Tomorrow, we will go on a walking tour of Munich. The capital city of Munich is located in Bavaria a state in Germany with picturesque villages and medieval towns. We will begin with a Munich City Tour and see the glockenspiel, a famous clock thingy in the town hall with life-sized wooden figures that dance around. The New Town Hall is supposed to have cool architecture.

After that, we will spend about 3 hours experiencing Oktoberfest. Not sure 3 hours is much of an experience — but, oh well, I didn’t come to drink beer anyhow. However, the wine at dinner was very good and I had a taste of Mo’s beer. I don’t like beer, but it was not bad. Guess I’ll try one tomorrow as beer is what the festival is about, that and King Ludwig’s wedding a few hundred years ago.


On the bus we had passed a lot of fields with strange posts and wire cages. We found out it was where “hops” for beer is grown on vines that love to climb. The hops have already been harvested for this year, however. The little villages we passed were interesting — clusters of red-roof houses and always a church with a tall steeple, like a Christmas snow globe. Bavaria is what most people think of when they think of Germany.



These photos were taken later, but are so typical of the scenery that I wanted you to see them.


Getting There

The plane arrived in Atlanta on time. The airport is HUGH! We had to ride an “air train” to get from one concourse to another. I have found a new way to travel — wheelchairs. Mobility staff takes you through the airport at breakneck speed. It’s the only way to fly. If I had to walk, I would never make it, and that’s not to even mention the trouble I might have finding my way. I did not go through customs and decided you must do it at the arrival port. It had been so long since I had traveled that I couldn’t remember.

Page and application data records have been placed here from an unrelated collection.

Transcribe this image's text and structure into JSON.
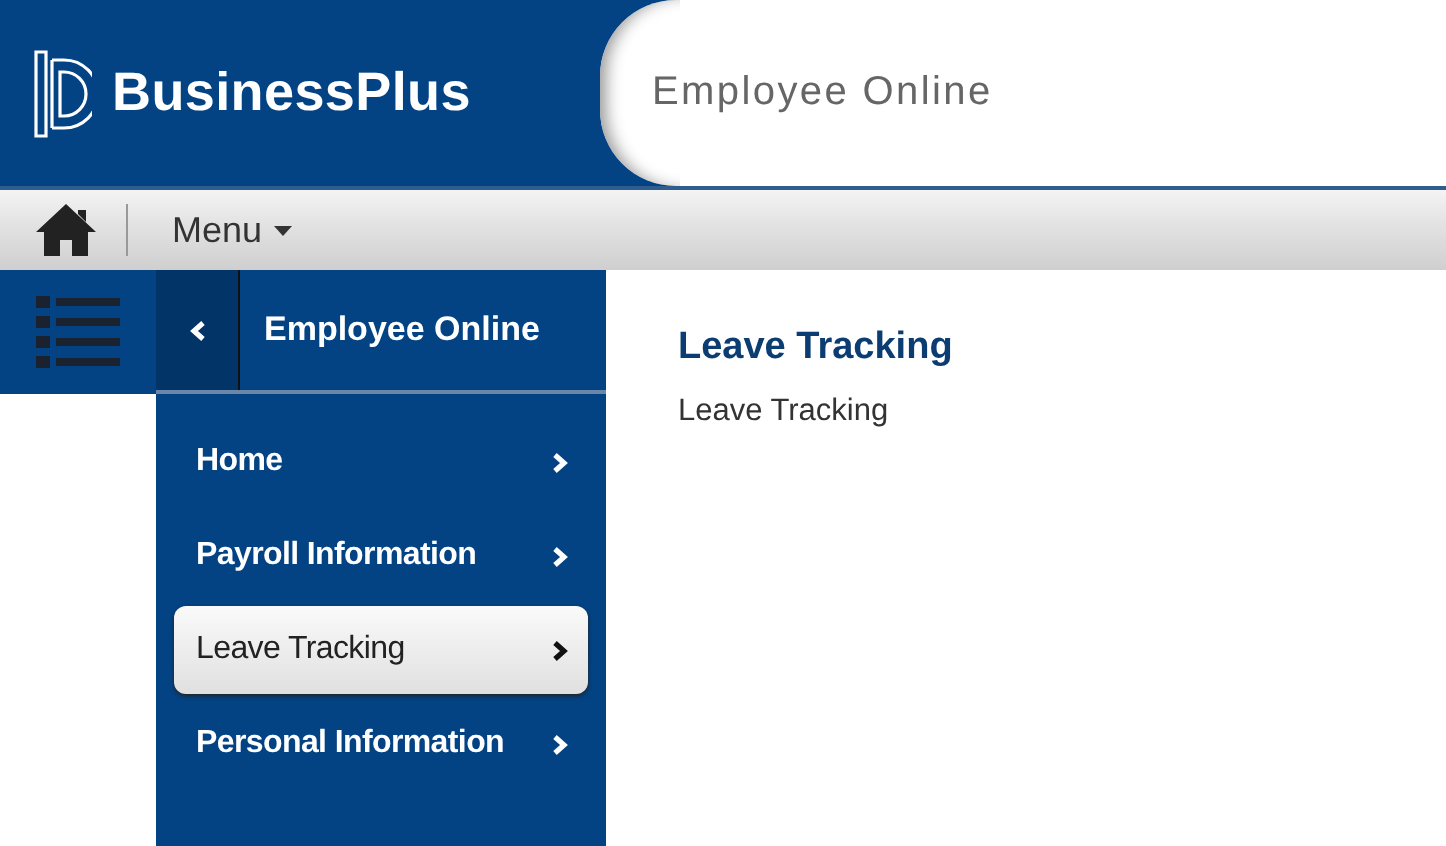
{
  "header": {
    "brand": "BusinessPlus",
    "title": "Employee Online"
  },
  "toolbar": {
    "menu": "Menu"
  },
  "sidebar": {
    "title": "Employee Online",
    "items": [
      {
        "label": "Home",
        "selected": false
      },
      {
        "label": "Payroll Information",
        "selected": false
      },
      {
        "label": "Leave Tracking",
        "selected": true
      },
      {
        "label": "Personal Information",
        "selected": false
      }
    ]
  },
  "content": {
    "heading": "Leave Tracking",
    "text": "Leave Tracking"
  }
}
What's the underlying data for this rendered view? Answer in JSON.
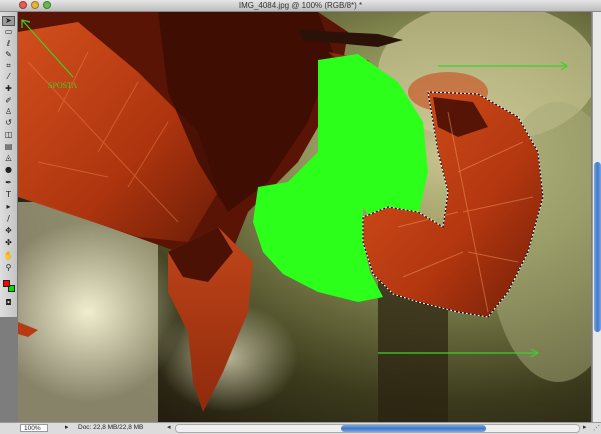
{
  "window": {
    "title": "IMG_4084.jpg @ 100% (RGB/8*) *",
    "buttons": [
      "close",
      "minimize",
      "zoom"
    ]
  },
  "toolbox": {
    "tools": [
      {
        "name": "move-tool-icon",
        "glyph": "➤",
        "active": true
      },
      {
        "name": "marquee-tool-icon",
        "glyph": "▭"
      },
      {
        "name": "lasso-tool-icon",
        "glyph": "ℓ"
      },
      {
        "name": "quick-selection-tool-icon",
        "glyph": "✎"
      },
      {
        "name": "crop-tool-icon",
        "glyph": "⌗"
      },
      {
        "name": "eyedropper-tool-icon",
        "glyph": "⁄"
      },
      {
        "name": "healing-brush-tool-icon",
        "glyph": "✚"
      },
      {
        "name": "brush-tool-icon",
        "glyph": "✐"
      },
      {
        "name": "clone-stamp-tool-icon",
        "glyph": "♙"
      },
      {
        "name": "history-brush-tool-icon",
        "glyph": "↺"
      },
      {
        "name": "eraser-tool-icon",
        "glyph": "◫"
      },
      {
        "name": "gradient-tool-icon",
        "glyph": "▤"
      },
      {
        "name": "blur-tool-icon",
        "glyph": "◬"
      },
      {
        "name": "dodge-tool-icon",
        "glyph": "●"
      },
      {
        "name": "pen-tool-icon",
        "glyph": "✒"
      },
      {
        "name": "type-tool-icon",
        "glyph": "T"
      },
      {
        "name": "path-selection-tool-icon",
        "glyph": "▸"
      },
      {
        "name": "shape-tool-icon",
        "glyph": "/"
      },
      {
        "name": "3d-rotate-tool-icon",
        "glyph": "✥"
      },
      {
        "name": "3d-orbit-tool-icon",
        "glyph": "✤"
      },
      {
        "name": "hand-tool-icon",
        "glyph": "✋"
      },
      {
        "name": "zoom-tool-icon",
        "glyph": "⚲"
      }
    ],
    "foreground_color": "#ff0000",
    "background_color": "#00e000",
    "quick_mask_glyph": "◘"
  },
  "canvas": {
    "annotation_label": "SPOSTA",
    "annotation_color": "#3fcf2a",
    "fill_color": "#2cff1a",
    "leaf_color": "#b83a12",
    "selection": "marching-ants"
  },
  "statusbar": {
    "zoom": "100%",
    "doc_size": "Doc: 22,8 MB/22,8 MB",
    "arrow_glyph": "▸",
    "scroll_left_glyph": "◂",
    "scroll_right_glyph": "▸",
    "grip_glyph": "⋰"
  },
  "colors": {
    "accent_scroll": "#3f77c8"
  }
}
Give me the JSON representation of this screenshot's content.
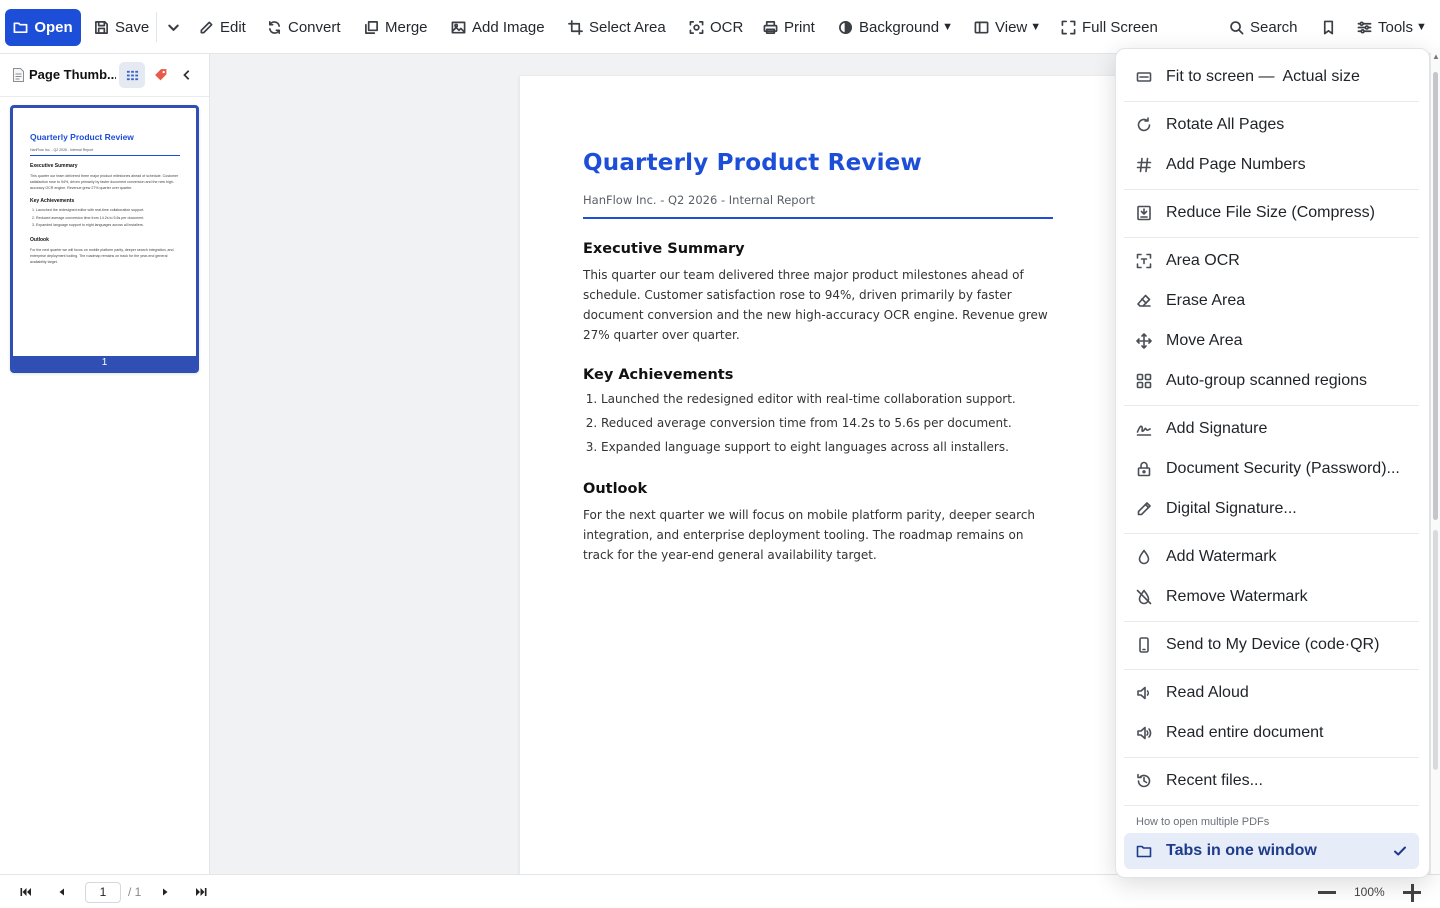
{
  "toolbar": {
    "open": "Open",
    "save": "Save",
    "edit": "Edit",
    "convert": "Convert",
    "merge": "Merge",
    "add_image": "Add Image",
    "select_area": "Select Area",
    "ocr": "OCR",
    "print": "Print",
    "background": "Background",
    "view": "View",
    "full_screen": "Full Screen",
    "search": "Search",
    "tools": "Tools"
  },
  "sidebar": {
    "title": "Page Thumb...",
    "page_number": "1"
  },
  "document": {
    "title": "Quarterly Product Review",
    "subtitle": "HanFlow Inc. - Q2 2026 - Internal Report",
    "sections": [
      {
        "heading": "Executive Summary",
        "body": "This quarter our team delivered three major product milestones ahead of schedule. Customer satisfaction rose to 94%, driven primarily by faster document conversion and the new high-accuracy OCR engine. Revenue grew 27% quarter over quarter."
      },
      {
        "heading": "Key Achievements",
        "items": [
          "Launched the redesigned editor with real-time collaboration support.",
          "Reduced average conversion time from 14.2s to 5.6s per document.",
          "Expanded language support to eight languages across all installers."
        ]
      },
      {
        "heading": "Outlook",
        "body": "For the next quarter we will focus on mobile platform parity, deeper search integration, and enterprise deployment tooling. The roadmap remains on track for the year-end general availability target."
      }
    ]
  },
  "status": {
    "current_page": "1",
    "total_pages": "/ 1",
    "zoom": "100%"
  },
  "tools_menu": {
    "fit_to_screen": "Fit to screen",
    "actual_size": "Actual size",
    "rotate_all_pages": "Rotate All Pages",
    "add_page_numbers": "Add Page Numbers",
    "reduce_file_size": "Reduce File Size (Compress)",
    "area_ocr": "Area OCR",
    "erase_area": "Erase Area",
    "move_area": "Move Area",
    "auto_group": "Auto-group scanned regions",
    "add_signature": "Add Signature",
    "document_security": "Document Security (Password)...",
    "digital_signature": "Digital Signature...",
    "add_watermark": "Add Watermark",
    "remove_watermark": "Remove Watermark",
    "send_to_device": "Send to My Device (code·QR)",
    "read_aloud": "Read Aloud",
    "read_entire": "Read entire document",
    "recent_files": "Recent files...",
    "multi_pdf_heading": "How to open multiple PDFs",
    "tabs_in_one_window": "Tabs in one window"
  },
  "colors": {
    "accent": "#1d4ed8",
    "thumb_border": "#2f4fb5",
    "selected_bg": "#e6ecf8"
  }
}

I was traveling alone from Nashville to Munich. I had flown solo before, but not internationally, so I was a bit apprehensive about it. I did a curbside luggage check-in at Nashville and they got me a wheelchair so that worked out well. I had a long wait as the ride got me there early.

After boarding, I sat in the wrong seat as I didn’t know which one was “C”. The guy it belonged to insisted that I move because he was a pilot and needed a window seat. I wondered if he was a backseat driver. Anyhow, moving was fine with me as I like the aisle seat better anyhow. There is more leg room. His wife sat next to me and coughed the entire trip. I hope she did not give me anything contagious.

After taking off for the long flight to Munich, the plane ride became a roller coaster. The pilot said, “We have to fly around a storm.” I hoped it was not that hurricane developing in the Atlantic. Writing became a little rough due to the bouncy ride. We received a bottle of water to “keep us from getting dehydrated.” The flight is 8 ½ hours. We are 33,000 feet per the pilot. Just as long as we are higher than the ocean, it’s okay with me. The flight attendants had to stop food service until we got around the weather and I had to stop writing as it was too bumpy.

I got some salt down my throat from the snacks they gave out earlier and it made me cough. Geez, I hoped I would not become as annoying as the lady on the way to Atlanta. It was dark outside now and the map showed we were over New York State. They turned off the lights in the cabin and made it warm while the passengers pretended to sleep.

The plane ride is definitely the worst part of trying to travel.

The Journey Begins


I am going on a river cruise! It had been planned for nearly a year, charges paid, arrangements made. According to the travel brochure from Premier World Discovery, it is “Munich’s Oktoberfest & Danube River Cruise,” featuring 2 nights in a Bavarian Village and 7 nights aboard the Amadeus Queen, a riverboat. We were already planning a trip to Germany when the brochure was posted at the local senior center. Perfect! They were marketing to an older population, so it would be less strenuous and easier for me to keep up with the group. I forgot about the other trips we had been looking at with AAA and signed on the dotted line.